IDReC research contributes to knowledge about the two most globally important zoonoses
by Charlotte Bolwell
ILRI and collaborators recently submitted a report to the Department for International Development in the UK that highlighted that the zoonotic disease burden is greatest for the poorest people in the world. As part of this study zoonotic diseases were ranked in terms of their impact on humans and livestock; this process clearly showed gastrointestinal diseases are the most important class of zoonotic disease, with leptospirosis taking the second position on the list. IDReC has well established research programmes in zoonotic gastrointestinal disease and leptospirosis incorporating a wide range of approaches including large scale case-control studies, source attribution modelling, spatial and temporal disease dynamic modelling and studies of disease emergence and evolution.
The leptospirosis team are involved with assessing the appropriateness of farm vaccination protocols, and evaluating the economic impact of subclinical infections in various stock classes with recent trials demonstrating lower carcass weights at slaughter and poorer reproduction rates in infected farmed deer herds. A much underdiagnosed disease both in humans and animals, another area of research encompasses evaluating the value of a variety of diagnostic tests at differing stages of the disease in both humans and animals.

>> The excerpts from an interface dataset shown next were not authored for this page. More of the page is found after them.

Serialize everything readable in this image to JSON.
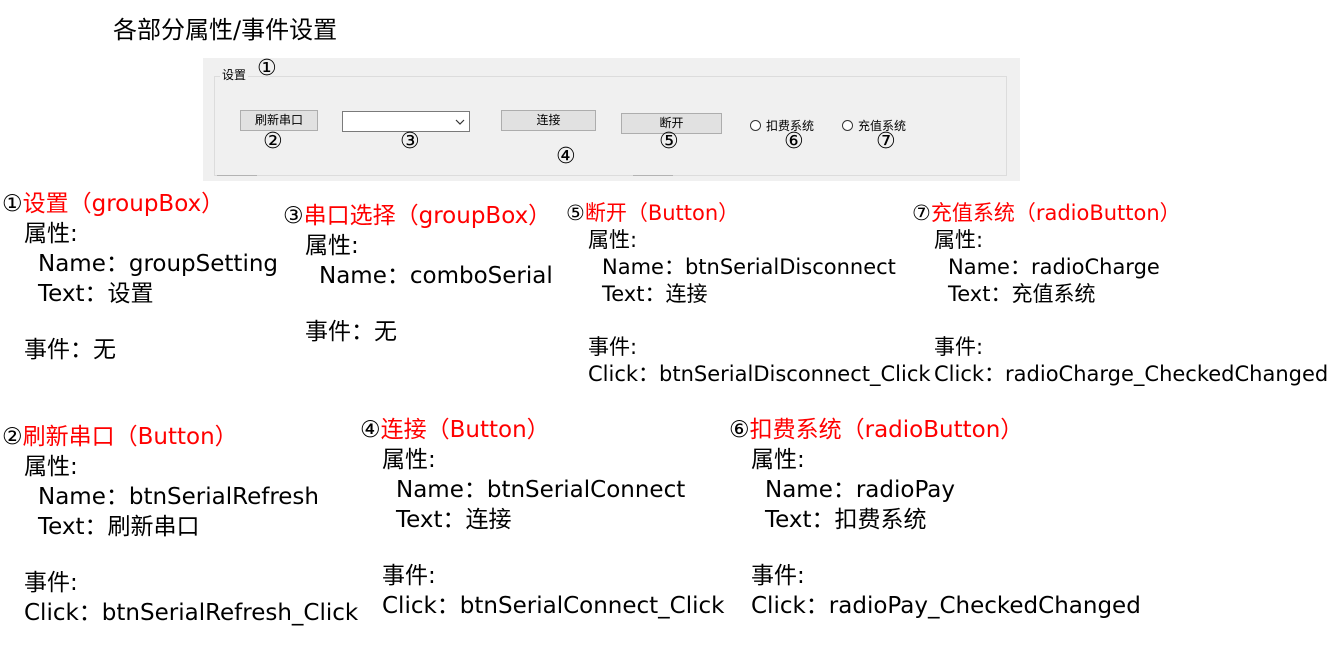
{
  "page_title": "各部分属性/事件设置",
  "form": {
    "group_label": "设置",
    "refresh_button": "刷新串口",
    "combo_value": "",
    "connect_button": "连接",
    "disconnect_button": "断开",
    "radio_pay": "扣费系统",
    "radio_charge": "充值系统",
    "markers": [
      "①",
      "②",
      "③",
      "④",
      "⑤",
      "⑥",
      "⑦"
    ]
  },
  "annotations": {
    "groupbox": {
      "marker": "①",
      "title": "设置（groupBox）",
      "props_header": "属性:",
      "name": "Name：groupSetting",
      "text": "Text：设置",
      "events": "事件：无"
    },
    "combo": {
      "marker": "③",
      "title": "串口选择（groupBox）",
      "props_header": "属性:",
      "name": "Name：comboSerial",
      "events": "事件：无"
    },
    "disconnect": {
      "marker": "⑤",
      "title": "断开（Button）",
      "props_header": "属性:",
      "name": "Name：btnSerialDisconnect",
      "text": "Text：连接",
      "events_header": "事件:",
      "click": "Click：btnSerialDisconnect_Click"
    },
    "charge": {
      "marker": "⑦",
      "title": "充值系统（radioButton）",
      "props_header": "属性:",
      "name": "Name：radioCharge",
      "text": "Text：充值系统",
      "events_header": "事件:",
      "click": "Click：radioCharge_CheckedChanged"
    },
    "refresh": {
      "marker": "②",
      "title": "刷新串口（Button）",
      "props_header": "属性:",
      "name": "Name：btnSerialRefresh",
      "text": "Text：刷新串口",
      "events_header": "事件:",
      "click": "Click：btnSerialRefresh_Click"
    },
    "connect": {
      "marker": "④",
      "title": "连接（Button）",
      "props_header": "属性:",
      "name": "Name：btnSerialConnect",
      "text": "Text：连接",
      "events_header": "事件:",
      "click": "Click：btnSerialConnect_Click"
    },
    "pay": {
      "marker": "⑥",
      "title": "扣费系统（radioButton）",
      "props_header": "属性:",
      "name": "Name：radioPay",
      "text": "Text：扣费系统",
      "events_header": "事件:",
      "click": "Click：radioPay_CheckedChanged"
    }
  }
}
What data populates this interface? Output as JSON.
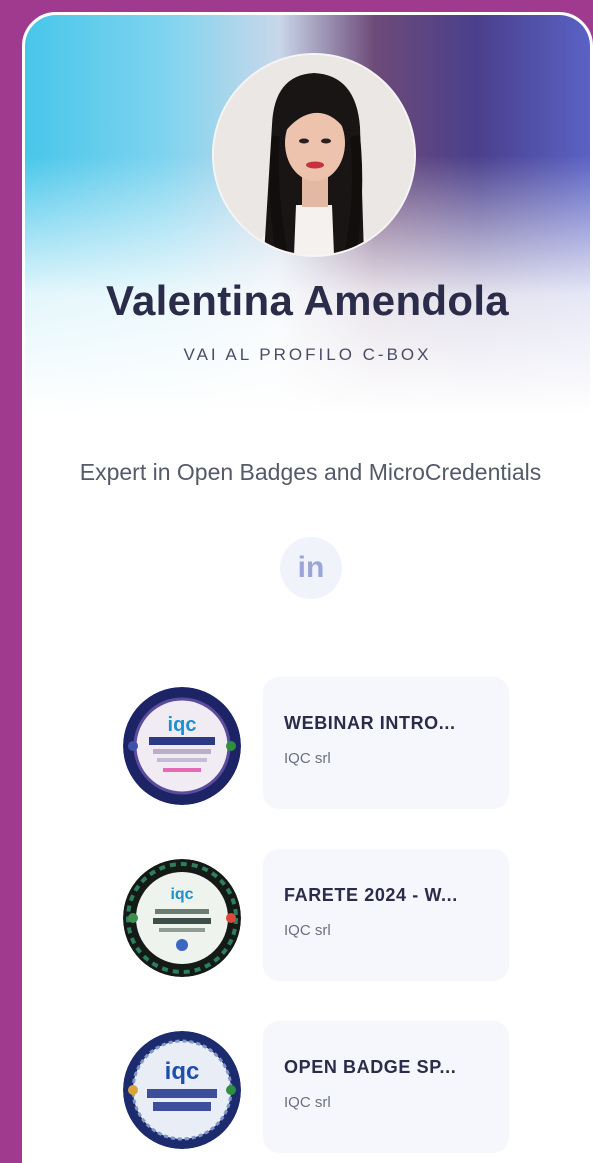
{
  "profile": {
    "name": "Valentina Amendola",
    "profile_link": "VAI AL PROFILO C-BOX",
    "tagline": "Expert in Open Badges and MicroCredentials"
  },
  "social": {
    "linkedin_label": "in"
  },
  "badges": [
    {
      "title": "WEBINAR INTRO...",
      "issuer": "IQC srl",
      "logo_text": "iqc",
      "ring_color": "#1c2466",
      "inner_color": "#f1ecf3"
    },
    {
      "title": "FARETE 2024 - W...",
      "issuer": "IQC srl",
      "logo_text": "iqc",
      "ring_color": "#141a17",
      "inner_color": "#eef3ee"
    },
    {
      "title": "OPEN BADGE SP...",
      "issuer": "IQC srl",
      "logo_text": "iqc",
      "ring_color": "#1c2a6e",
      "inner_color": "#e8edf6"
    }
  ],
  "colors": {
    "page_background": "#a03a8e",
    "name_text": "#2b2c49",
    "linkedin_icon": "#9aa6d8"
  }
}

The full ILRI report is available here: Mapping of poverty and likely zoonoses hotspots: Report to the Department for International Development